After leaving the snail farm, see the previous post, our plan was to visit a truffle hunter and his dog. When we arrived at the address, the place was closed and actually seemed abandoned. We searched and searched for a “substitute”, without luck. All were closed – perhaps for the season. We even visited a truffle museum and asked for some advice, not much help there either.
But we passed the most beautiful walnut groves in the area and then we noticed a road sign saying, Foie Gras. We followed the direction to the farm. And it turned out to be the local champion in duck foie gras with and without truffles. They produce and cans everything directly on the farm. Wonderfully delicious gold awarded products. The friendly farmer should be very proud but was somehow still modest and humble about the awards.
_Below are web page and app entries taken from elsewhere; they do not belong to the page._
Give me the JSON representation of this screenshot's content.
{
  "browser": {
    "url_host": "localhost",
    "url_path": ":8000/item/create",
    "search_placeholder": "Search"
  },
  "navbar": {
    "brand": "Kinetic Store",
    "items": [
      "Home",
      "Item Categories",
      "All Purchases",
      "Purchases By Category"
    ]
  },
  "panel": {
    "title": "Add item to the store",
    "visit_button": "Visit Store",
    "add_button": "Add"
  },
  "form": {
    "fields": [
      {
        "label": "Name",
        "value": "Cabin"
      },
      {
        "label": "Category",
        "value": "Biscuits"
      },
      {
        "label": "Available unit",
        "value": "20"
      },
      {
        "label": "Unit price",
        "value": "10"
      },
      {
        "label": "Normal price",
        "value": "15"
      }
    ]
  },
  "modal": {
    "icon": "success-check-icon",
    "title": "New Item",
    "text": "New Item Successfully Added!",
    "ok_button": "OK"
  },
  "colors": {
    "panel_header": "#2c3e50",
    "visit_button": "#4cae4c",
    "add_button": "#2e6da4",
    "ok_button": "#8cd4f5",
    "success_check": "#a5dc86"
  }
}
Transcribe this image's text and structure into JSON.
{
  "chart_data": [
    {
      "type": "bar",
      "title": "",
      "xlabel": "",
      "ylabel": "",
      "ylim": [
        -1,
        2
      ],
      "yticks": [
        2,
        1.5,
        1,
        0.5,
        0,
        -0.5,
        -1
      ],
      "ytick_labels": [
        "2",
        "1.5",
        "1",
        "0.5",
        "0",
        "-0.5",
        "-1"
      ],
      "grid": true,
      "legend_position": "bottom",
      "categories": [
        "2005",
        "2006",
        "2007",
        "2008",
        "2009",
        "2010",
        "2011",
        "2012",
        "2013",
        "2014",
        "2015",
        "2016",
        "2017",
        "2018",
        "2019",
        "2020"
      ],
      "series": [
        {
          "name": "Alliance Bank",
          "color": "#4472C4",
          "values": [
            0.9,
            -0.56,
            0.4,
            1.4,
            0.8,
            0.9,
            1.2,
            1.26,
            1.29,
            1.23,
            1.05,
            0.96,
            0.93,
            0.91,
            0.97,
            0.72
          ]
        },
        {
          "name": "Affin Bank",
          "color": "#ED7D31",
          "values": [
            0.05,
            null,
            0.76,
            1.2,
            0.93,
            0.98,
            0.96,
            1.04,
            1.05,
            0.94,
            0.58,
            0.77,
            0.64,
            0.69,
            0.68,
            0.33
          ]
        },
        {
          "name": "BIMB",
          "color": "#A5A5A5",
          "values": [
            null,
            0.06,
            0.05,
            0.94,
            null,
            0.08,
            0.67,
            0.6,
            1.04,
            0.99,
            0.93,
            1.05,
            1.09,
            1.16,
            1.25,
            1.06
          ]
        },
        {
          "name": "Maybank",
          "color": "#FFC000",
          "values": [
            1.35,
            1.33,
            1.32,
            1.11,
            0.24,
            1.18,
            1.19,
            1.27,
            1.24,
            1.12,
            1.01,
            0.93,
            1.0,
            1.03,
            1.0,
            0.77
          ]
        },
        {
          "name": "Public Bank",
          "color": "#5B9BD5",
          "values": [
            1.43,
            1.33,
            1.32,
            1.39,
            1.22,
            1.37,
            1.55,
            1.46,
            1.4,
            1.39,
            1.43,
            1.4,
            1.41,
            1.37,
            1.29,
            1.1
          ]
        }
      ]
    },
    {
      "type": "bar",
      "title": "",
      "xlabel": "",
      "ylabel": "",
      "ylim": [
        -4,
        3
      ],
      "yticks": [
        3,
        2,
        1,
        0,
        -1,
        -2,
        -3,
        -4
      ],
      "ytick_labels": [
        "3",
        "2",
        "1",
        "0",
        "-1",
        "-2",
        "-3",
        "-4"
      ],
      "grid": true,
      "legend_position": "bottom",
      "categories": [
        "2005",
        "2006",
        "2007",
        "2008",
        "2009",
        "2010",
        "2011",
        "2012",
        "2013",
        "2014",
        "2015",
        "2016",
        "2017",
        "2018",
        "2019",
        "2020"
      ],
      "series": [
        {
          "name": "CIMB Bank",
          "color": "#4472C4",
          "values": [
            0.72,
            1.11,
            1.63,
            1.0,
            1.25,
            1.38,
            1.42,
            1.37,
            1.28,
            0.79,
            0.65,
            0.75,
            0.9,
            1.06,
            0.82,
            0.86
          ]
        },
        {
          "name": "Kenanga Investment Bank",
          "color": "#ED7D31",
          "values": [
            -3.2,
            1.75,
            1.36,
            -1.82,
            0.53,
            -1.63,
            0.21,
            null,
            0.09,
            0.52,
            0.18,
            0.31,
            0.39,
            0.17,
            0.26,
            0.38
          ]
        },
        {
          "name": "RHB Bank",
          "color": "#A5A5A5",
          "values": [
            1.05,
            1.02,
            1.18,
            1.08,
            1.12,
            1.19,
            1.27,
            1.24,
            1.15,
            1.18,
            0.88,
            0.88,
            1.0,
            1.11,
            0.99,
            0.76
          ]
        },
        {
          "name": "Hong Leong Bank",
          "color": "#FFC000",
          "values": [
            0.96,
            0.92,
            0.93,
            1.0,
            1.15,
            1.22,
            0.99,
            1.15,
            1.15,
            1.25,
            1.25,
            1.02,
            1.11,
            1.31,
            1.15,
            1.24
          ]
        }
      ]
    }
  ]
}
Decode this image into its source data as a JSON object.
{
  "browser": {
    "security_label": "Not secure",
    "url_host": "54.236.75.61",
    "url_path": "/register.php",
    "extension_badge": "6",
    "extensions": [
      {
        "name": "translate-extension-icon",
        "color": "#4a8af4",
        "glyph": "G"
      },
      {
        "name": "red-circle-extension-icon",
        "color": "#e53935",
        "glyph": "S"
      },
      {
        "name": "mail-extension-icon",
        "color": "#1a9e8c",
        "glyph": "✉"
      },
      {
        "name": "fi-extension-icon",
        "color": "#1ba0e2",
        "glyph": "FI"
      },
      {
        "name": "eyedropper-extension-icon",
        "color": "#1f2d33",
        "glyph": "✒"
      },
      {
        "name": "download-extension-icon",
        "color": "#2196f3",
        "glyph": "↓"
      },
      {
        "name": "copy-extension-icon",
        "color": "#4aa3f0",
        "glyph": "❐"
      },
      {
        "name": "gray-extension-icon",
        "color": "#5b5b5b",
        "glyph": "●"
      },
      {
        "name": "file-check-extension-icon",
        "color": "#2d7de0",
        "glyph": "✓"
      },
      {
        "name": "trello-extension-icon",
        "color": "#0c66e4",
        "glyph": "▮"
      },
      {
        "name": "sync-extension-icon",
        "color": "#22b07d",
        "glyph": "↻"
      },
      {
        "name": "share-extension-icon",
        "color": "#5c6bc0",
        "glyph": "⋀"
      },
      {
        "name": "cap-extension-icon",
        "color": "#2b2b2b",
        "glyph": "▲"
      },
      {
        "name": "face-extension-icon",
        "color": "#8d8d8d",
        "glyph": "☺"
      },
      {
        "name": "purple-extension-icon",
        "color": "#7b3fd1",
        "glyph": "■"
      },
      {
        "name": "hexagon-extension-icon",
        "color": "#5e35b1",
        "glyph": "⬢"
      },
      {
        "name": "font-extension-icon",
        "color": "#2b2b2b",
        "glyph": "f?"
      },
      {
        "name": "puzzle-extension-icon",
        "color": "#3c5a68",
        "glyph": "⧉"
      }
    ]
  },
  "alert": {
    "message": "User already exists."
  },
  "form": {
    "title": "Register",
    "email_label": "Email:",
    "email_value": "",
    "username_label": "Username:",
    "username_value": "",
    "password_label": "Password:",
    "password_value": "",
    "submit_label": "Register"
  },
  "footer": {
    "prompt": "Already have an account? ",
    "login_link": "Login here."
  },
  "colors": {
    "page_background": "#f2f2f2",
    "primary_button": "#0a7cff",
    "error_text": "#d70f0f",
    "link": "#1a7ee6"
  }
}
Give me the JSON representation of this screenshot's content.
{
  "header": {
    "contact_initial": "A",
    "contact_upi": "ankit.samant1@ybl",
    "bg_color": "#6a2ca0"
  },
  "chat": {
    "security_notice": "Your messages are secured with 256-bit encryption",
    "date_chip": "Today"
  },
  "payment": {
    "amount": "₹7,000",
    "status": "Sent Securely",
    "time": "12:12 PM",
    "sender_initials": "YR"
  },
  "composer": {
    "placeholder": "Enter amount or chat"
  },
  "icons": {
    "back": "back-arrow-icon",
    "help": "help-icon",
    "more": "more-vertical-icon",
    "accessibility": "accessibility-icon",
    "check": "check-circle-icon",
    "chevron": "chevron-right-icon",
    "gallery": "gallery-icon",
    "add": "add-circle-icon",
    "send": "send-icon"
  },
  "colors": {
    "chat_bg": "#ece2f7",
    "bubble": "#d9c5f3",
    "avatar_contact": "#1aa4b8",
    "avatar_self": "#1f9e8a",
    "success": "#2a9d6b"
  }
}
We continued and after a lovely lunch by the river in Montignac and passing small tobacco plantations! we finally arrived at our end station for the day, a saffron farm where we had planned to stay for the night. The enthusiastic and friendly family, running the saffron farm, explained and explained about the saffron flowers and the production of saffron, for many, many years the world’s costliest spice (by weight). It was extremely interesting and completely surprising to us to learn that microscale production of saffron takes place in France as well as some other European countries. The vast majority is still produced in Iran. The plant, the saffron crocus, grows best on slopes with full sunlight and good drainage. The plants are really strange, grows mostly underground during autumn and winter. After blooming in the spring, and they all do within one or two weeks, the stigmas are removed and dried and must be kept in airtight glasses or containers. Another very interesting experience, and a great stay with an enthusiastic family. Small hits and steps for cooking with saffron: 5 stigmas per person/portion. Left to soak in 1 to 2 tablespoons of water, wine, or milk for at least 10 minutes, preferably overnight. All, including the liquid, is to be added to the dish 10 minutes before serving. (Don’t use saffron with strong tasting or spicy ingredients like chili or cinnamon).
The day after, on our way to a market, we drove through the most fantastic chestnut plantations. The chestnuts there were huge, compared to what we have normally seen. The market in Monpazier is a typical market for a small French village. We could buy confit de canard, fruits, vegetables, bread, tea, foie gras, all kinds of meat, slow-roasted chickens, dried sausages, wine, cheese, flowers and, and, and…fabulous as always. After filling up our fridge, we continued to our next stop.
The landscape changed again on our way along the river Lot in the direction of Cahors. We arrived at the next France Passion host. A winemaker with a kiwi orchard. Yes, kiwis. Thousands and thousands of kiwis, hanging from trees, looking as if they could be picked and enjoyed. But no, here the kiwis ripen only during November, so we were not able to taste them. But they still looked delicious. And the wine from Domaine Chantelle was terrific too. Our pitch for the night was literally just 10 meters from the lazy river Lot and with views directly into the kiwi trees. Fabulous.
Truffle museum http://ecomuseedelatruffe.com/
Foie gras http://www.fermedelapeyrasse.com/
France passion https://www.france-passion.com/
Kiwi and wine https://www.domaine-chantelle.fr/